Being on the ground in China gives you a different perspective from the view in London. Policy moves that seem opaque and have been poorly communicated become clearer. Here are a few of my thoughts from my recent trip to Beijing, Chengdu and Shanghai.
While Beijing’s incremental policy response may be unfamiliar and confusing from the outside, on the mainland the intention is clear: underlying all China’s economic policy lies the desire for social stability. The authorities have little tolerance for fluctuations in the business and financial cycles to the downside, which could result in rising unemployment. This goal was clear in China in October, but it has now been underlined by President Xi Jinping confirming Beijing still intends to achieve its goals of doubling people’s average income and the size of China’s economy between 2010 and 2020, which would require a minimum of 6.5% GDP growth annually for the next five years.
Maintaining stability and achieving the growth target, will be a major challenge for Chinese policymakers over the next 12 months, particularly as it is not yet clear that consumer spending will be able to take up the slack of the slowing manufacturing economy. With the new five year plan commencing in 2016, we could see some outperformance of economic activity versus expectations as new projects announced in the plan get front-loaded in order to buoy growth.
However, the desire to maintain stability will likely mean that the pace of reform will slow. The relatively fragile state of the economy and the global implications of so-called big-ticket reforms, like the change in the fixing methodology of the renminbi on 11 August, have reduced the State Council’s appetite for immediate change. We’ve already seen how stability trumps reform, with some backtracking on fiscal policy, financial market, foreign exchange and monetary policy and capital account reform all within the last few months. Eventually, policymakers will roll out much-needed reforms, but they will try to wait until conditions are more conducive.
But Beijing’s desire for stability might be undermined by some potentially concerning trends in China’s capital markets. With the ongoing challenges in the equity and property markets, more capital is being allocated to fixed income as monetary policy remains on an easing bias. Given the current relatively low yields, to get more bang for their buck some investors, particularly managers of wealth management products (WMP), have been resorting to buying of bonds on a leveraged basis (we heard reports of WMP leveraging from anywhere between two and nine times). Now that the equity market is recovering somewhat, the concern is that investors will start to sell duration again for equities, tightening financial conditions as yields rise, offsetting the transmission of counter-cyclical policy and potentially crimp growth further.
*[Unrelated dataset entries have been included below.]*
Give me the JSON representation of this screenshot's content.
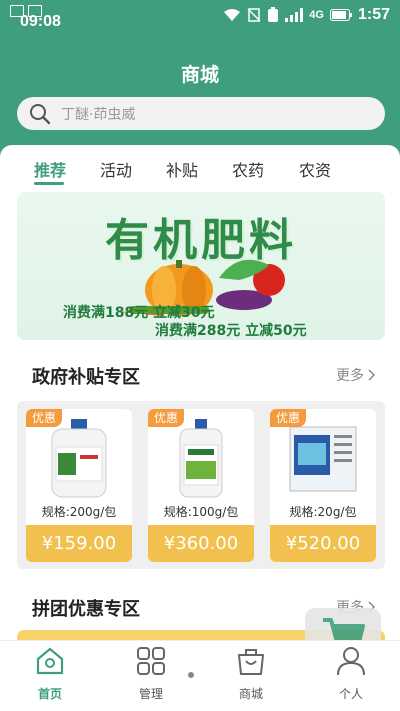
{
  "status_bar": {
    "time": "09:08",
    "network": "4G",
    "clock": "1:57",
    "battery_indicator": "$"
  },
  "header": {
    "title": "商城"
  },
  "search": {
    "placeholder": "丁醚·茚虫威"
  },
  "tabs": [
    {
      "label": "推荐",
      "active": true
    },
    {
      "label": "活动",
      "active": false
    },
    {
      "label": "补贴",
      "active": false
    },
    {
      "label": "农药",
      "active": false
    },
    {
      "label": "农资",
      "active": false
    }
  ],
  "banner": {
    "title": "有机肥料",
    "line1": "消费满188元 立减30元",
    "line2": "消费满288元 立减50元"
  },
  "subsidy_section": {
    "title": "政府补贴专区",
    "more": "更多",
    "products": [
      {
        "tag": "优惠",
        "spec": "规格:200g/包",
        "price": "¥159.00"
      },
      {
        "tag": "优惠",
        "spec": "规格:100g/包",
        "price": "¥360.00"
      },
      {
        "tag": "优惠",
        "spec": "规格:20g/包",
        "price": "¥520.00"
      }
    ]
  },
  "group_section": {
    "title": "拼团优惠专区",
    "more": "更多"
  },
  "bottom_nav": [
    {
      "label": "首页",
      "icon": "home-icon",
      "active": true
    },
    {
      "label": "管理",
      "icon": "grid-icon",
      "active": false
    },
    {
      "label": "商城",
      "icon": "bag-icon",
      "active": false
    },
    {
      "label": "个人",
      "icon": "person-icon",
      "active": false
    }
  ],
  "colors": {
    "primary": "#3f9e7c",
    "price_bg": "#f2c04e",
    "tag_bg": "#f39b3d"
  }
}
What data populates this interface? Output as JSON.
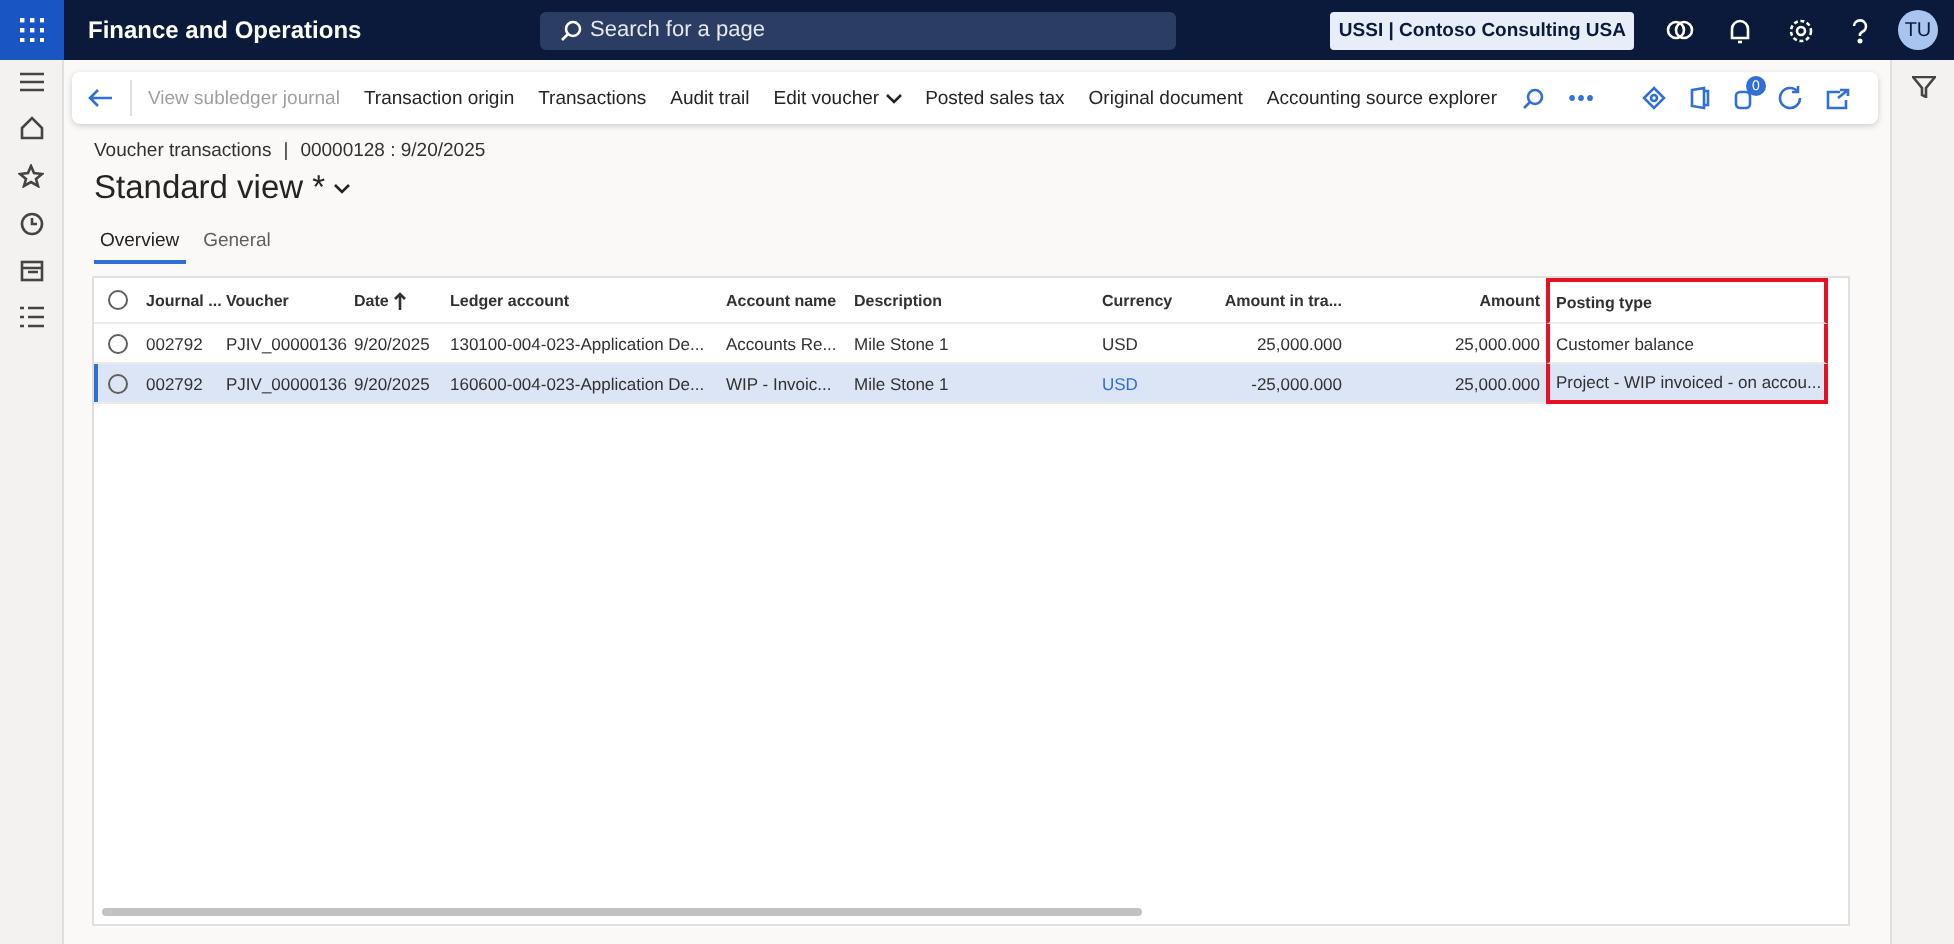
{
  "app_bar": {
    "title": "Finance and Operations",
    "search": {
      "placeholder": "Search for a page"
    },
    "company": "USSI | Contoso Consulting USA",
    "avatar": "TU"
  },
  "action_pane": {
    "items": [
      {
        "label": "View subledger journal",
        "disabled": true,
        "dropdown": false
      },
      {
        "label": "Transaction origin",
        "disabled": false,
        "dropdown": false
      },
      {
        "label": "Transactions",
        "disabled": false,
        "dropdown": false
      },
      {
        "label": "Audit trail",
        "disabled": false,
        "dropdown": false
      },
      {
        "label": "Edit voucher",
        "disabled": false,
        "dropdown": true
      },
      {
        "label": "Posted sales tax",
        "disabled": false,
        "dropdown": false
      },
      {
        "label": "Original document",
        "disabled": false,
        "dropdown": false
      },
      {
        "label": "Accounting source explorer",
        "disabled": false,
        "dropdown": false
      }
    ],
    "attachments_count": "0"
  },
  "breadcrumb": {
    "page": "Voucher transactions",
    "separator": "|",
    "record": "00000128 : 9/20/2025"
  },
  "view_title": "Standard view *",
  "tabs": [
    {
      "label": "Overview",
      "selected": true
    },
    {
      "label": "General",
      "selected": false
    }
  ],
  "grid": {
    "columns": [
      {
        "label": "Journal ...",
        "sorted": false,
        "highlighted": false
      },
      {
        "label": "Voucher",
        "sorted": false,
        "highlighted": false
      },
      {
        "label": "Date",
        "sorted": true,
        "highlighted": false
      },
      {
        "label": "Ledger account",
        "sorted": false,
        "highlighted": false
      },
      {
        "label": "Account name",
        "sorted": false,
        "highlighted": false
      },
      {
        "label": "Description",
        "sorted": false,
        "highlighted": false
      },
      {
        "label": "Currency",
        "sorted": false,
        "highlighted": false
      },
      {
        "label": "Amount in tra...",
        "sorted": false,
        "highlighted": false
      },
      {
        "label": "Amount",
        "sorted": false,
        "highlighted": false
      },
      {
        "label": "Posting type",
        "sorted": false,
        "highlighted": true
      }
    ],
    "all_selected": false,
    "rows": [
      {
        "selected": false,
        "cells": [
          "002792",
          "PJIV_00000136",
          "9/20/2025",
          "130100-004-023-Application De...",
          "Accounts Re...",
          "Mile Stone 1",
          "USD",
          "25,000.000",
          "25,000.000",
          "Customer balance"
        ]
      },
      {
        "selected": true,
        "cells": [
          "002792",
          "PJIV_00000136",
          "9/20/2025",
          "160600-004-023-Application De...",
          "WIP - Invoic...",
          "Mile Stone 1",
          "USD",
          "-25,000.000",
          "25,000.000",
          "Project - WIP invoiced - on accou..."
        ]
      }
    ]
  }
}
This situation has become more acute since the summer’s sell off in the equity market, with the potential to result in a very volatile cycle of asset price swings.
On the positive side, on 30 November, the International Monetary Fund announced that the renminbi would be included in its Special Drawing Rights (SDR) basket of currencies from 1 October 2016. It was clear from our meetings that this was going to be a political, rather than an economic decision, so we don’t expect this to be a game changer in terms of its implications for the short-term evolution of China’s macroeconomic policy framework. Nevertheless, at the margin this will bring in more flows via the capital account via reserve rebalancing from global reserve managers.
On the whole, it is a mixed picture and Beijing has its work cut out to maintain the economic stability that it seeks.